Website and app data records:
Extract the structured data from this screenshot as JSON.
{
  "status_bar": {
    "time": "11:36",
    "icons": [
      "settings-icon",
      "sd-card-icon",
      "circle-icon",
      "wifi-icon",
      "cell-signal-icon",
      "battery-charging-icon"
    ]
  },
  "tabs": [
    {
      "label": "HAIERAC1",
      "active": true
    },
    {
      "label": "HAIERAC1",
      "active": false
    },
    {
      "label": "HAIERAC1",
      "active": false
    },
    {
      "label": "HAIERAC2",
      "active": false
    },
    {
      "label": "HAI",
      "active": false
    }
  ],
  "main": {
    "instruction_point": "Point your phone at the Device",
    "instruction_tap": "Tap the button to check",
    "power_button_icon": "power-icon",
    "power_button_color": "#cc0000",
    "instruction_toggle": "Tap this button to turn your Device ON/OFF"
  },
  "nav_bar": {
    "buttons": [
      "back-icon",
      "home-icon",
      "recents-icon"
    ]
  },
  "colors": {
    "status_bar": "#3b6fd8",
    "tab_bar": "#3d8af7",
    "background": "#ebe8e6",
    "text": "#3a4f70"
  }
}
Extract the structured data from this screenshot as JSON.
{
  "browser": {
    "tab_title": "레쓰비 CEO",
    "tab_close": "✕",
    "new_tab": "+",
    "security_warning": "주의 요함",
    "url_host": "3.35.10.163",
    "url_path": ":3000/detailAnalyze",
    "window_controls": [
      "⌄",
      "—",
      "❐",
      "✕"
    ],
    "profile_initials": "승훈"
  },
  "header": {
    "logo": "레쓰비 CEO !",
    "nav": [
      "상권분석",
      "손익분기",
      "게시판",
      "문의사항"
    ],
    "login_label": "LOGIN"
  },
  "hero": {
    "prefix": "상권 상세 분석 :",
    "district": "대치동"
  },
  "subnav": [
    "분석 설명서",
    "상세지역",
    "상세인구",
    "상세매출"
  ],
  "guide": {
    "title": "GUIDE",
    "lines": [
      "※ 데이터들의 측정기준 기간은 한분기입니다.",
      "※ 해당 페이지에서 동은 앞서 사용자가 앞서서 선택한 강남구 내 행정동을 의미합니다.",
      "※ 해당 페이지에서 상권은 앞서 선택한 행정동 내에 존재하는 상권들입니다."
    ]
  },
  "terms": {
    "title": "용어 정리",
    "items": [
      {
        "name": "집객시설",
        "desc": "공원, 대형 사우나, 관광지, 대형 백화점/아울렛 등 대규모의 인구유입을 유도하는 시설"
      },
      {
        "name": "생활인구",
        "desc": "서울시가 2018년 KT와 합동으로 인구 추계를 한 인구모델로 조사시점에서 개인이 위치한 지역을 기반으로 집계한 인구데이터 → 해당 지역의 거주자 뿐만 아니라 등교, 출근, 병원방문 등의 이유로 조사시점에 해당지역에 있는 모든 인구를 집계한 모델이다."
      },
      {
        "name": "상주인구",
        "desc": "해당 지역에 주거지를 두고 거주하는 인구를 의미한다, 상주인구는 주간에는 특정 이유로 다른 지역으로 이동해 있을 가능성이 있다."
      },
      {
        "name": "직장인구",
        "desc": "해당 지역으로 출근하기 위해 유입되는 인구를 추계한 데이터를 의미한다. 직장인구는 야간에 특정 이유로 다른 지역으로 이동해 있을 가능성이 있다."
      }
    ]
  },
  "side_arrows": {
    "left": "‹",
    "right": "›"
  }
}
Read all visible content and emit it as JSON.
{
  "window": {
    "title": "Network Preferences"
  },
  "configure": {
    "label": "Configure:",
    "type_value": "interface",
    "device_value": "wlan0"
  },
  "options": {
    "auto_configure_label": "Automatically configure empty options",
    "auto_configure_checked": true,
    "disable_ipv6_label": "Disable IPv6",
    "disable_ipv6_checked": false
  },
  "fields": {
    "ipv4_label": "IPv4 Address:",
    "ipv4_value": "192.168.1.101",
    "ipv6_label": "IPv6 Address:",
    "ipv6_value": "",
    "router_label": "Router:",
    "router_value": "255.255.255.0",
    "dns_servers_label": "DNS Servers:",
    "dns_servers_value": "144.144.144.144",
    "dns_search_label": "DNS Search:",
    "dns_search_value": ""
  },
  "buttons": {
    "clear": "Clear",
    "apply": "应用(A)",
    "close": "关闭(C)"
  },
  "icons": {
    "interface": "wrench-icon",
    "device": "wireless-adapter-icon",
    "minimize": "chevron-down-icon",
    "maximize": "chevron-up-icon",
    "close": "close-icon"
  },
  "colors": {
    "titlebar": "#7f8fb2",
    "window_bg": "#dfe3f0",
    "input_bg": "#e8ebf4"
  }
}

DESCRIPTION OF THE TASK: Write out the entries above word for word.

RESULT:
Extract the structured data from this screenshot as JSON.
{
  "status_bar": {
    "time": "11:36",
    "icons": [
      "settings-icon",
      "sd-card-icon",
      "circle-icon",
      "wifi-icon",
      "cell-signal-icon",
      "battery-charging-icon"
    ]
  },
  "tabs": [
    {
      "label": "HAIERAC1",
      "active": true
    },
    {
      "label": "HAIERAC1",
      "active": false
    },
    {
      "label": "HAIERAC1",
      "active": false
    },
    {
      "label": "HAIERAC2",
      "active": false
    },
    {
      "label": "HAI",
      "active": false
    }
  ],
  "main": {
    "instruction_point": "Point your phone at the Device",
    "instruction_tap": "Tap the button to check",
    "power_button_icon": "power-icon",
    "power_button_color": "#cc0000",
    "instruction_toggle": "Tap this button to turn your Device ON/OFF"
  },
  "nav_bar": {
    "buttons": [
      "back-icon",
      "home-icon",
      "recents-icon"
    ]
  },
  "colors": {
    "status_bar": "#3b6fd8",
    "tab_bar": "#3d8af7",
    "background": "#ebe8e6",
    "text": "#3a4f70"
  }
}
Extract the structured data from this screenshot as JSON.
{
  "browser": {
    "tab_title": "레쓰비 CEO",
    "tab_close": "✕",
    "new_tab": "+",
    "security_warning": "주의 요함",
    "url_host": "3.35.10.163",
    "url_path": ":3000/detailAnalyze",
    "window_controls": [
      "⌄",
      "—",
      "❐",
      "✕"
    ],
    "profile_initials": "승훈"
  },
  "header": {
    "logo": "레쓰비 CEO !",
    "nav": [
      "상권분석",
      "손익분기",
      "게시판",
      "문의사항"
    ],
    "login_label": "LOGIN"
  },
  "hero": {
    "prefix": "상권 상세 분석 :",
    "district": "대치동"
  },
  "subnav": [
    "분석 설명서",
    "상세지역",
    "상세인구",
    "상세매출"
  ],
  "guide": {
    "title": "GUIDE",
    "lines": [
      "※ 데이터들의 측정기준 기간은 한분기입니다.",
      "※ 해당 페이지에서 동은 앞서 사용자가 앞서서 선택한 강남구 내 행정동을 의미합니다.",
      "※ 해당 페이지에서 상권은 앞서 선택한 행정동 내에 존재하는 상권들입니다."
    ]
  },
  "terms": {
    "title": "용어 정리",
    "items": [
      {
        "name": "집객시설",
        "desc": "공원, 대형 사우나, 관광지, 대형 백화점/아울렛 등 대규모의 인구유입을 유도하는 시설"
      },
      {
        "name": "생활인구",
        "desc": "서울시가 2018년 KT와 합동으로 인구 추계를 한 인구모델로 조사시점에서 개인이 위치한 지역을 기반으로 집계한 인구데이터 → 해당 지역의 거주자 뿐만 아니라 등교, 출근, 병원방문 등의 이유로 조사시점에 해당지역에 있는 모든 인구를 집계한 모델이다."
      },
      {
        "name": "상주인구",
        "desc": "해당 지역에 주거지를 두고 거주하는 인구를 의미한다, 상주인구는 주간에는 특정 이유로 다른 지역으로 이동해 있을 가능성이 있다."
      },
      {
        "name": "직장인구",
        "desc": "해당 지역으로 출근하기 위해 유입되는 인구를 추계한 데이터를 의미한다. 직장인구는 야간에 특정 이유로 다른 지역으로 이동해 있을 가능성이 있다."
      }
    ]
  },
  "side_arrows": {
    "left": "‹",
    "right": "›"
  }
}
Read all visible content and emit it as JSON.
{
  "window": {
    "title": "Network Preferences"
  },
  "configure": {
    "label": "Configure:",
    "type_value": "interface",
    "device_value": "wlan0"
  },
  "options": {
    "auto_configure_label": "Automatically configure empty options",
    "auto_configure_checked": true,
    "disable_ipv6_label": "Disable IPv6",
    "disable_ipv6_checked": false
  },
  "fields": {
    "ipv4_label": "IPv4 Address:",
    "ipv4_value": "192.168.1.101",
    "ipv6_label": "IPv6 Address:",
    "ipv6_value": "",
    "router_label": "Router:",
    "router_value": "255.255.255.0",
    "dns_servers_label": "DNS Servers:",
    "dns_servers_value": "144.144.144.144",
    "dns_search_label": "DNS Search:",
    "dns_search_value": ""
  },
  "buttons": {
    "clear": "Clear",
    "apply": "应用(A)",
    "close": "关闭(C)"
  },
  "icons": {
    "interface": "wrench-icon",
    "device": "wireless-adapter-icon",
    "minimize": "chevron-down-icon",
    "maximize": "chevron-up-icon",
    "close": "close-icon"
  },
  "colors": {
    "titlebar": "#7f8fb2",
    "window_bg": "#dfe3f0",
    "input_bg": "#e8ebf4"
  }
}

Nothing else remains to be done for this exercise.